• YOUR OBJECTIVE: Your result should be every line of the records below that contains the word "JSON".

• DATASET ENTRIES:
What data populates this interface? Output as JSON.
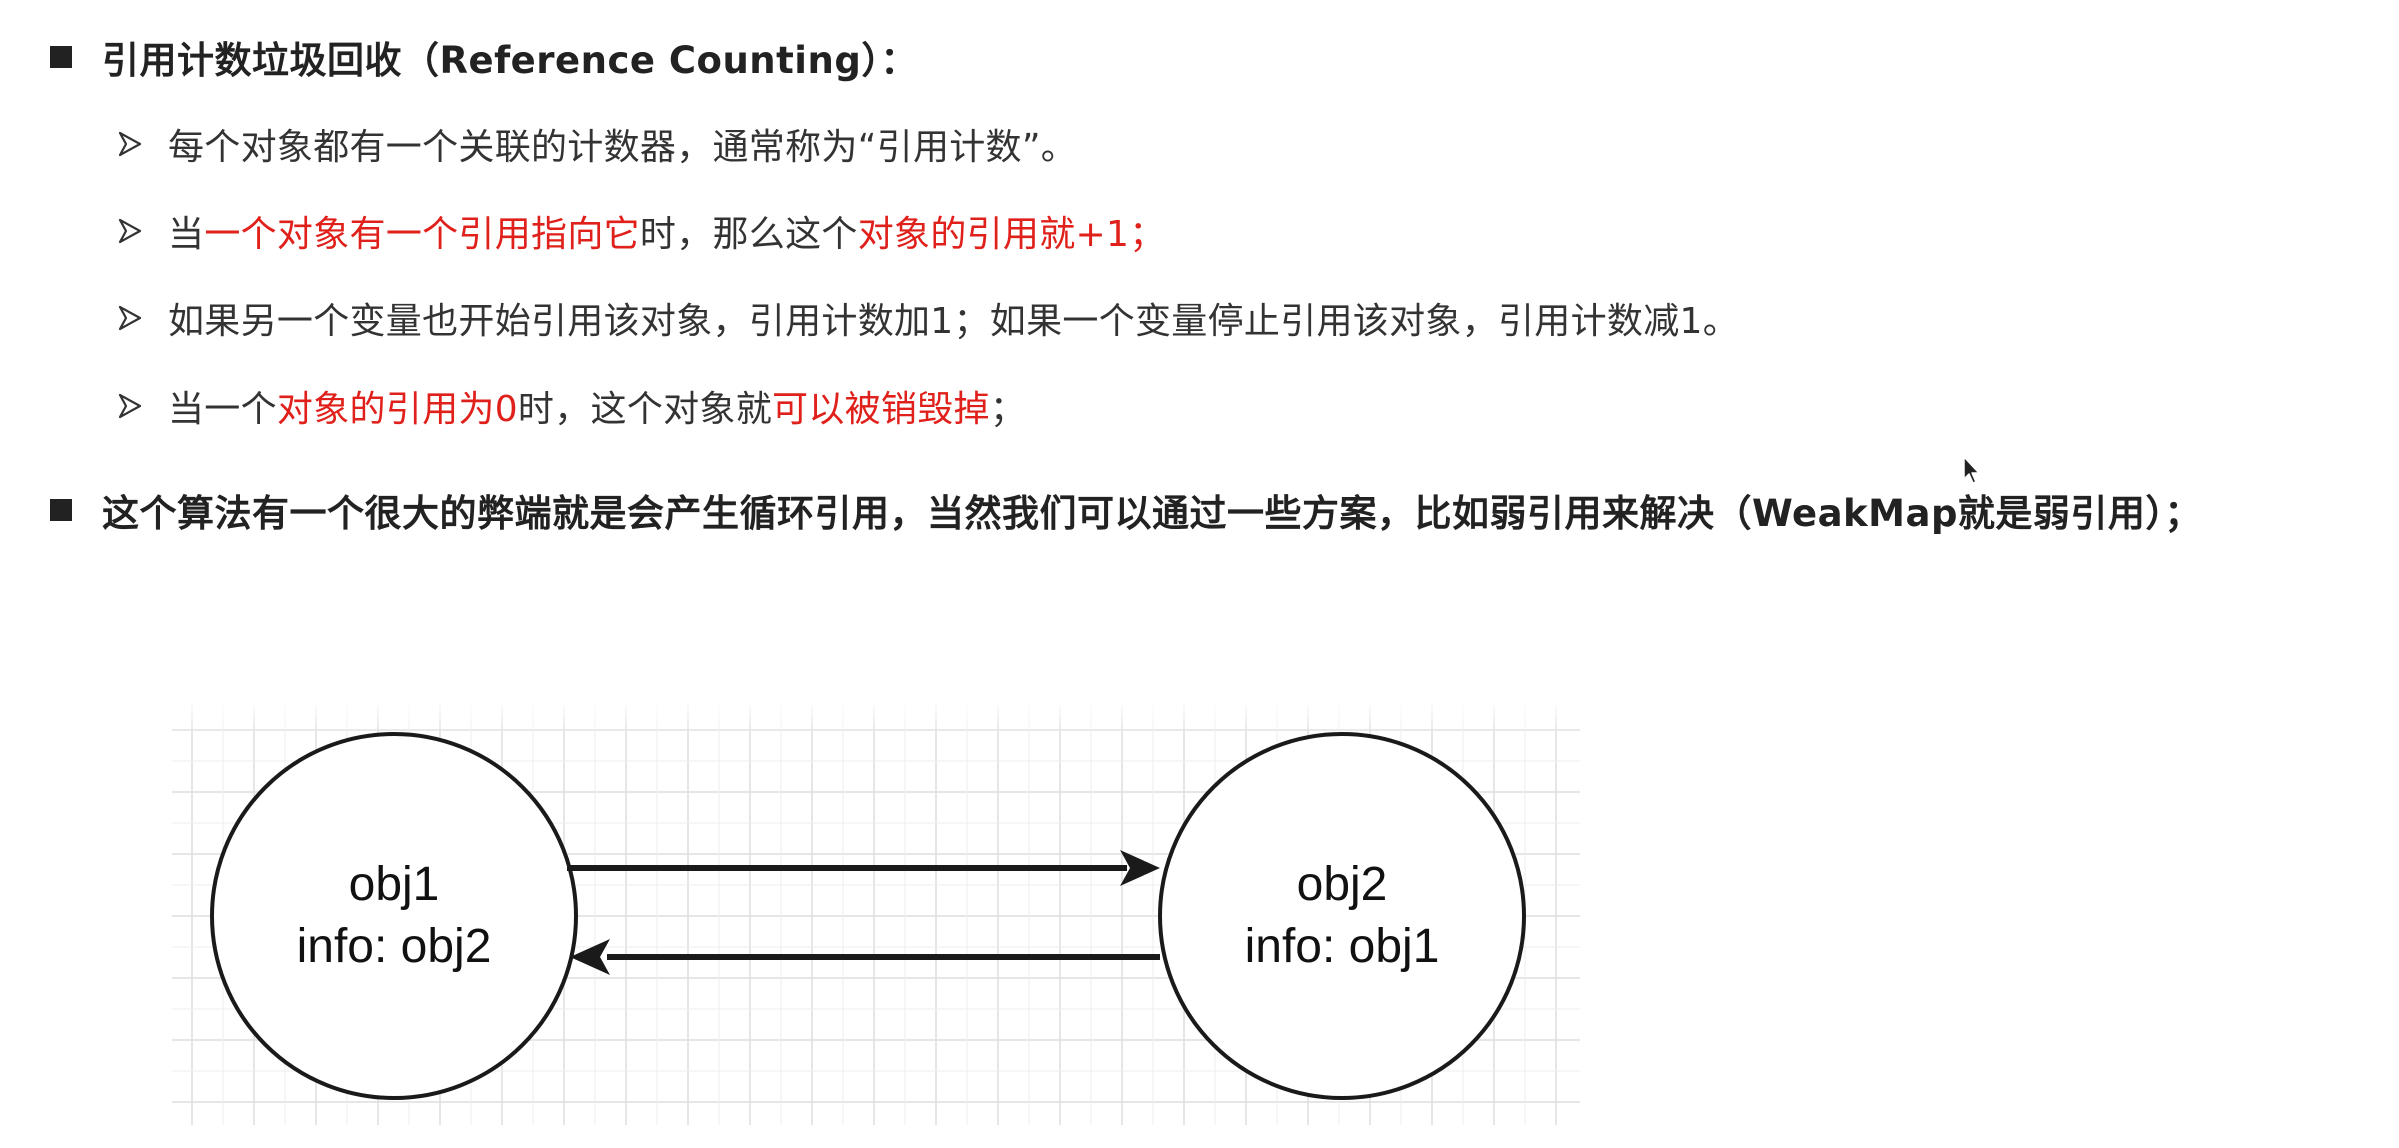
{
  "bullets": {
    "b1": {
      "text": "引用计数垃圾回收（Reference Counting）："
    },
    "b2": {
      "text": "这个算法有一个很大的弊端就是会产生循环引用，当然我们可以通过一些方案，比如弱引用来解决（WeakMap就是弱引用）；"
    }
  },
  "sub_items": [
    {
      "parts": [
        "每个对象都有一个关联的计数器，通常称为“引用计数”。"
      ]
    },
    {
      "parts": [
        "当",
        "一个对象有一个引用指向它",
        "时，那么这个",
        "对象的引用就+1；"
      ]
    },
    {
      "parts": [
        "如果另一个变量也开始引用该对象，引用计数加1；如果一个变量停止引用该对象，引用计数减1。"
      ]
    },
    {
      "parts": [
        "当一个",
        "对象的引用为0",
        "时，这个对象就",
        "可以被销毁掉",
        "；"
      ]
    }
  ],
  "diagram": {
    "node1": {
      "line1": "obj1",
      "line2": "info: obj2"
    },
    "node2": {
      "line1": "obj2",
      "line2": "info: obj1"
    }
  },
  "colors": {
    "highlight": "#e0201b",
    "text": "#333333",
    "grid": "#dcdcdc"
  },
  "icons": {
    "main_bullet": "square-bullet-icon",
    "sub_bullet": "arrow-bullet-icon",
    "cursor": "mouse-cursor-icon"
  }
}
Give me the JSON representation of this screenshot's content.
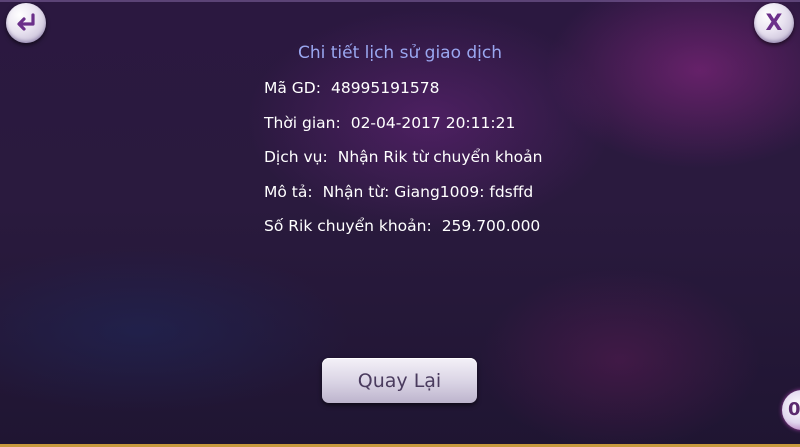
{
  "dialog": {
    "title": "Chi tiết lịch sử giao dịch",
    "back_icon": "back-arrow-icon",
    "close_label": "X",
    "close_icon": "close-icon",
    "accent_color": "#9aa7f0"
  },
  "transaction": {
    "rows": [
      {
        "label": "Mã GD:",
        "value": "48995191578"
      },
      {
        "label": "Thời gian:",
        "value": "02-04-2017 20:11:21"
      },
      {
        "label": "Dịch vụ:",
        "value": "Nhận Rik từ chuyển khoản"
      },
      {
        "label": "Mô tả:",
        "value": "Nhận từ: Giang1009: fdsffd"
      },
      {
        "label": "Số Rik chuyển khoản:",
        "value": "259.700.000"
      }
    ]
  },
  "footer": {
    "back_button_label": "Quay Lại",
    "corner_badge": "0"
  }
}
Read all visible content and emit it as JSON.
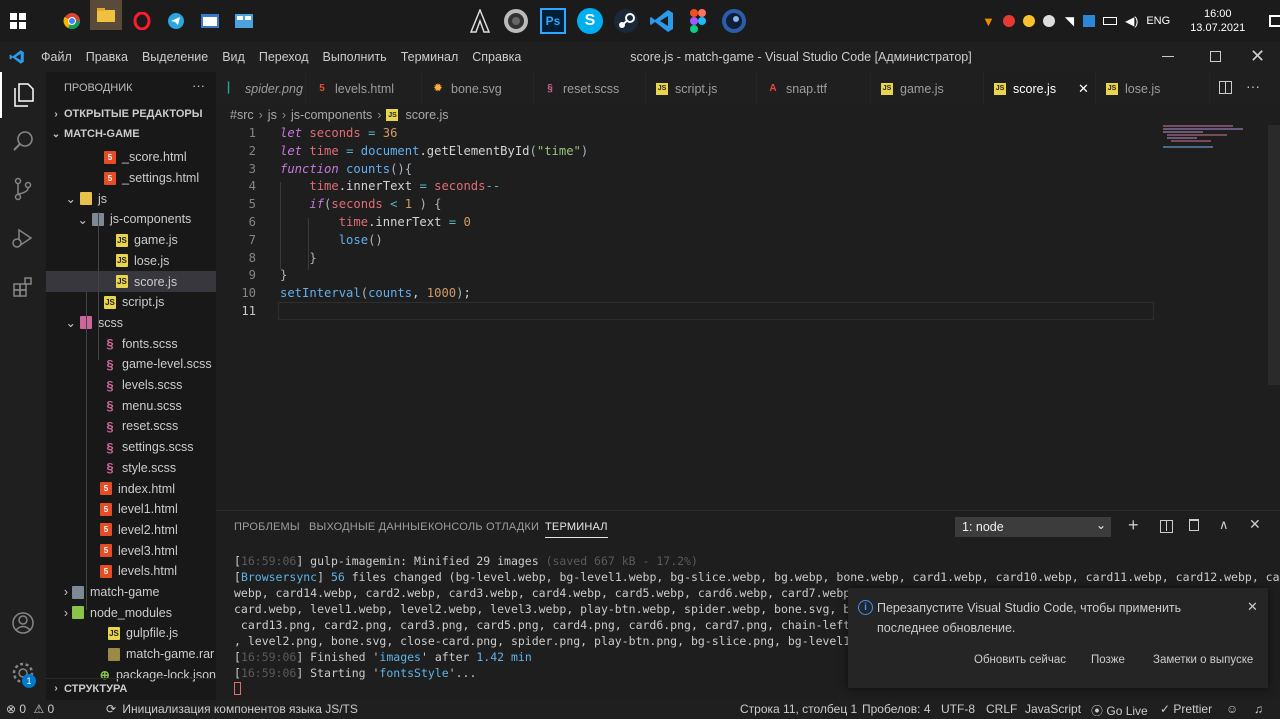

• SOLUTION:
What data populates this interface? Output as JSON.
Give me the JSON representation of this screenshot's content.
Read all visible content and emit it as JSON.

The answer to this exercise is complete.